UNESCO’s World Heritage Committee included the new sites during its 27th session at its Paris headquarters, bringing the total to 754, including 149 natural, 582 cultural and 23 mixed sites “of outstanding universal value.”
The new entries include the following natural sites: Purnululu National Park in Western Australia with its eroded sandstone beehive-shaped towers or cones; three parallel rivers of Yunnan protected areas in China featuring the upper reaches of three of the great rivers of Asia -- Yangtze, Mekong and Salween; Monte San Giorgio in Switzerland, a pyramid-shaped, wooded mountain regarded as the best fossil record of marine life from the Mid Triassic Period (245-230 million years ago); Uvs Nuur Basin in Russian / Mongolia, the northern-most enclosed basin of Central Asia with a rich diversity of bird life; Phong Nha - Ke Bang National Park in Vietnam, a vast area of dramatic, forested highland karst landscape.
New cultural sites include: Bamiyan, Afghanistan, with its Buddhist monastic sanctuaries, where the Taleban destroyed two huge standing Buddha statues in 2001; Quebrada de Humahuaca in Argentina, with substantial evidence of use as a major trade route over the past 10,000 years; Historic Quarter of Valparaiso, Chile, an example of late 19th century urban and architectural development; Jewish Quarter and St Procopius' Basilica in Trebic, Czech Republic, reminders of the co-existence of Jewish and Christian cultures from the Middle Ages to the 20th century; James Island in Gambia, bearing testimony to the beginning and the abolition of the slave trade.
Also included on the cultural list are: Rock Shelters of Bhimbetka, India, with paintings from the Mesolithic period right through to the Historical period; Takht-e Soleyman, Iran, with a Zoroastrian sanctuary and a temple of the Sasanian period; Ashur (Qala’at at Sherqat), Iraq, first capital of the Assyrian Empire; The White City of Tel-Aviv, Israel, reflecting modern organic planning principles; Sacri Monti of Piedmont and Lombardy, Italy, groups of chapels from the late 16th and 17th centuries; Mausoleum of Khoja Ahmed Yasawi, Kazakhstan, built at the time of Timur (Tamerlane), from 1389 to 1405; Franciscan Missions in the Sierra Gorda of Querétaro, Mexico, built during the last phase of the conversion to Christianity of the interior of Mexico in the mid 18th century.
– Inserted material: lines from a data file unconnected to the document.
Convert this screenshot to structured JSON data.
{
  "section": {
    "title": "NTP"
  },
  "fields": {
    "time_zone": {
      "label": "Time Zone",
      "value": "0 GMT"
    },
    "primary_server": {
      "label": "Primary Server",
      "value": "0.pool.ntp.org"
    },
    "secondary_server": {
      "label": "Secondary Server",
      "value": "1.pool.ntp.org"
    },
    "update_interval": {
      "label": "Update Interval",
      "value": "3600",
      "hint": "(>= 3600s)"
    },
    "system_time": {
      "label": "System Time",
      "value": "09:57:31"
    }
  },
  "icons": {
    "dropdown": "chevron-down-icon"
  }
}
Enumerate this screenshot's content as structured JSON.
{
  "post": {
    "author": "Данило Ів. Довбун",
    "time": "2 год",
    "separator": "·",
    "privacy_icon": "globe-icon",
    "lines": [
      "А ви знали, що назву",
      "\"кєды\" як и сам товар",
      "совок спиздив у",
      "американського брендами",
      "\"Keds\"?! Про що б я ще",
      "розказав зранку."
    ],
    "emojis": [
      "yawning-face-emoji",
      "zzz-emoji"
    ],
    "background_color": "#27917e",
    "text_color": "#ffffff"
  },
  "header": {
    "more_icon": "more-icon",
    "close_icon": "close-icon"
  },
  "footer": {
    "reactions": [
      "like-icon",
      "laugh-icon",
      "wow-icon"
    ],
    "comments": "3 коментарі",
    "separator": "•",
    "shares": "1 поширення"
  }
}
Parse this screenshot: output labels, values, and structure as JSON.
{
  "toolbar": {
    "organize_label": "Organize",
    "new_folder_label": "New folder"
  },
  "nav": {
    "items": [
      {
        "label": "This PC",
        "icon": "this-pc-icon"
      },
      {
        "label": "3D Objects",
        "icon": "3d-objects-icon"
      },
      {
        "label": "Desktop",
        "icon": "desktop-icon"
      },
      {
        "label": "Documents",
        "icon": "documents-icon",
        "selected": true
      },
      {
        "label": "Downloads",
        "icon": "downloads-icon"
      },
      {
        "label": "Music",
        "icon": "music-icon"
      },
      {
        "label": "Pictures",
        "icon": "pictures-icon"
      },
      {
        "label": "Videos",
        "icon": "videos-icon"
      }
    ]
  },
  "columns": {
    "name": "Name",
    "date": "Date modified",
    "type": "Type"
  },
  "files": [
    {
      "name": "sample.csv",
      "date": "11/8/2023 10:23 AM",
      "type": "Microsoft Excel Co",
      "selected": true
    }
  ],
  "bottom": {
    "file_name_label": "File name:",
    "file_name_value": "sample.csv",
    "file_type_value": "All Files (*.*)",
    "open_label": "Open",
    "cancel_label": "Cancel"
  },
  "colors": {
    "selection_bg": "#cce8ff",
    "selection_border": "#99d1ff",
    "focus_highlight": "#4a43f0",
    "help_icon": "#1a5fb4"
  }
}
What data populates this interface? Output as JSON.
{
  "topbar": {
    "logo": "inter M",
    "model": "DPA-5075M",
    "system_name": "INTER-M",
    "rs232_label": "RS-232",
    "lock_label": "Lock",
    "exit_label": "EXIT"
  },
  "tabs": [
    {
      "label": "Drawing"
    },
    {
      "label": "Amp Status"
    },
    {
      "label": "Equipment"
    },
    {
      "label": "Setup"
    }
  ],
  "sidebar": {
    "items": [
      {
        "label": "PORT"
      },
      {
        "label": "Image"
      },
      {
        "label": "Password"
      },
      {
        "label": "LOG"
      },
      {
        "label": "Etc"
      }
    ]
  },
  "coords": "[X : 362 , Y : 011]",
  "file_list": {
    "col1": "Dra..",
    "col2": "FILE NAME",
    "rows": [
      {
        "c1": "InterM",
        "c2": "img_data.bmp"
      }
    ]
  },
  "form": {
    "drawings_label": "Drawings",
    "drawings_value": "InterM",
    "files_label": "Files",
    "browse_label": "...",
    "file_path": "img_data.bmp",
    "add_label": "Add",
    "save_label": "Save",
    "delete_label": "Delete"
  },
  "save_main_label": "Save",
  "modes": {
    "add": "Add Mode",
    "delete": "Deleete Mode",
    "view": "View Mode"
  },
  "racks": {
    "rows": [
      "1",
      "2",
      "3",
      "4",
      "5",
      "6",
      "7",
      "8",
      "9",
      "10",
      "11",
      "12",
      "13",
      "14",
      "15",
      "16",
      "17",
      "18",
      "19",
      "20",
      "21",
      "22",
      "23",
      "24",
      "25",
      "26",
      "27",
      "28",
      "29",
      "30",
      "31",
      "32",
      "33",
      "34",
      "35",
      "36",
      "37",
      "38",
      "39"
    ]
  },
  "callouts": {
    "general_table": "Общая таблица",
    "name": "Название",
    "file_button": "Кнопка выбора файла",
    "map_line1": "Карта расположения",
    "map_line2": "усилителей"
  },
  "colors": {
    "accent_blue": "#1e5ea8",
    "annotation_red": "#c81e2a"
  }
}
Others sites include Wooden Churches of Southern Little Poland showing different aspects of medieval church-building traditions; Citadel of Derbent, Russia, part of the northern limes of the Sasanian Persian Empire; Mapungubwe Cultural Landscape, South Africa, an expansive savannah landscape that developed into the largest kingdom in the sub-continent before it was abandoned in the 14th century; Ubeda-Baeza, Spain, dating back to the Moorish 9th century and to the Reconquista in the 13th century; Gebel Barkal in Sudan, archaeological sites of the Napatan (900 to 270 BC) and Meroitic (270 BC to 350 AD) cultures; Royal Botanic Gardens, Kew, United Kingdom, illustrating significant periods of the art of gardens from the 18th to the 20th centuries; Matobo Hills, Zimbabwe, with a profusion of distinctive rock landforms and an outstanding collection of rock paintings.
Three sites already listed were extended in size: Central Amazon Conservation Complex, Brazil, first listed in 2000, with key threatened species, including giant arapaima fish, the Amazonian manatee, the black caiman, and two species of river dolphin; Imperial Tombs of the Ming and Qing Dynasties, China, first listed in 2000, adding two distinct burial sites of Ming Dynasty emperors; and the Archaeological Site of Panamá Viejo in Panama, first listed in 1997, adding the location and ruins of the first European settlement on the American mainland and pre-Hispanic remains.